• prevalence in those aged 5 to 49 was 2.5 times higher at 0.20 per cent compared with those aged 50 and above at 0.08 per cent
• at the beginning of February, the link between infection rates and deaths started to weaken. In late April, infection rates and hospital admissions started to reconverge, however, when split by age, the weakened link between infection rates and hospitalisations for ages 65 and over was maintained. The trends converged for the younger age group who are less likely to be fully vaccinated.
Health and Social Care Secretary Matt Hancock said: “These findings highlight the stark context in which we took the difficult decision to delay step 4 of the roadmap out of lockdown.

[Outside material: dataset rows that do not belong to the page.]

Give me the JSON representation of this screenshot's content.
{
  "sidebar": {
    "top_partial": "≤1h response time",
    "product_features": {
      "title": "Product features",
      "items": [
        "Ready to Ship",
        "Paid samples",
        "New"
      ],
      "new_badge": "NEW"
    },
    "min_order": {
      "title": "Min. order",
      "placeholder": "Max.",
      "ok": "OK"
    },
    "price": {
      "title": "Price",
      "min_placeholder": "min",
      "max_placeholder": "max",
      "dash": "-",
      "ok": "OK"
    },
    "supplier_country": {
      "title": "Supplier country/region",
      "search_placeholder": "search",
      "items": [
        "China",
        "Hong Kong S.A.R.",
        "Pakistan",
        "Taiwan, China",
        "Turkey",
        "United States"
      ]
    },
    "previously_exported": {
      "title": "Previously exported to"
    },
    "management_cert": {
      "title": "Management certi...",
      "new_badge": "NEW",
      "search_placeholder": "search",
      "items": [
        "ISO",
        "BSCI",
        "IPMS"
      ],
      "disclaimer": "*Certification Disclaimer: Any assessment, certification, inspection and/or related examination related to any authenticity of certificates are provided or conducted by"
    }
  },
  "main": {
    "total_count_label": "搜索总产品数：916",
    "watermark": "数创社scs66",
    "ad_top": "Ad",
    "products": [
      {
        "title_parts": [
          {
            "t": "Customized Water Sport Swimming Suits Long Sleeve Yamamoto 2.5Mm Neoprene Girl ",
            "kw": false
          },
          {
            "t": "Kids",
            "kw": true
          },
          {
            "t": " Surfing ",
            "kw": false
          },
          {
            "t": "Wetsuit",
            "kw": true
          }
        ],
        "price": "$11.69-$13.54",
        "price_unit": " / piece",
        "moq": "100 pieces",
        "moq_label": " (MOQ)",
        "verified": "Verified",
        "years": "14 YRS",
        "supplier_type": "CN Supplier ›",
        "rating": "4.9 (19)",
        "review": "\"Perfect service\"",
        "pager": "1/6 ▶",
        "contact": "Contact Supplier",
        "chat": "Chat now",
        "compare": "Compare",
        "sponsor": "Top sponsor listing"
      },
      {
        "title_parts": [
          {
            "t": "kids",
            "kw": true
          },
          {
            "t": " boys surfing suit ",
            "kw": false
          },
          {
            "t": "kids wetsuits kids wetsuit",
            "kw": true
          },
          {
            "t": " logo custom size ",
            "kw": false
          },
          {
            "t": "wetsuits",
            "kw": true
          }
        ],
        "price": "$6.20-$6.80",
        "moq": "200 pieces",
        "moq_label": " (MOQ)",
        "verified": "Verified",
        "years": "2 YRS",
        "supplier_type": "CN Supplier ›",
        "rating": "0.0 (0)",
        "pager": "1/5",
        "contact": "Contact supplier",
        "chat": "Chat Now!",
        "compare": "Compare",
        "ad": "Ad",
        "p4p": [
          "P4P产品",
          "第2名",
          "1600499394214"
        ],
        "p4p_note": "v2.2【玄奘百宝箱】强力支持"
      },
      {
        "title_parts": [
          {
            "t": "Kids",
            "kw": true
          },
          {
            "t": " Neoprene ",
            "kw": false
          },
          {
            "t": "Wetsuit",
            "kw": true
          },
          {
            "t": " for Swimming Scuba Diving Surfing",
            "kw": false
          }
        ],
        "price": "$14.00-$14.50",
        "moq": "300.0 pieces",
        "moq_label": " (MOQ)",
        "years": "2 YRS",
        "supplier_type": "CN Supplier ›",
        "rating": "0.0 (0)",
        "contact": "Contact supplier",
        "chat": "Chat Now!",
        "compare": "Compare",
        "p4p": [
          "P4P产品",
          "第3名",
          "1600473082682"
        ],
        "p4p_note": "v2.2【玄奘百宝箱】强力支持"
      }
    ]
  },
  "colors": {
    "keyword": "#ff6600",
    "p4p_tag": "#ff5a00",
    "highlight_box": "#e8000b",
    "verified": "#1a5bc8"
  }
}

“Cases are now rising, but thanks to our incredible vaccination programme and enhanced response package including surge testing, we have the tools to curb the spread of this virus.
“We all must hold our nerve that little bit longer as our vaccine rollout continues and I urge everyone to keep observing hands, face, space and fresh air, and make sure you receive both doses of the vaccine for the best possible protection.”
On Monday, the UK government confirmed a delay to unlocking step 4 of the roadmap which means all current legal limits on social interactions and restrictions on large events, performances and life events (with the exception of weddings) will stay in place until July 19, although if the data rapidly improves this could be brought forward to July 5, giving the population more time to be protected from COVID-19 through vaccination.
Professor Paul Elliott, director of the REACT programme from Imperial’s School of Public Health, said: “We found strong evidence for exponential growth in infection from late May to early June in the REACT-1 study, with a doubling time of 11 days on average for England. These data coincide with the Delta variant becoming dominant and show the importance of continuing to monitor infection rates and variants of concern in the community.”
Kelly Beaver, Managing Director, Public Affairs at Ipsos MORI, said: “The rise in cases picked up by the REACT-1 study is concerning and is being fed into government decision making in real time. While the rise is small, the increase of the R number to over one highlights that number’s potential to increase rapidly, an important reminder to get vaccinated when you can.”
This report is the latest from the REACT-1 study which was commissioned by the Department of Health and Social Care and carried out by a world-class team of scientists, clinicians and researchers at Imperial College London, Imperial College Healthcare NHS Trust and Ipsos MORI.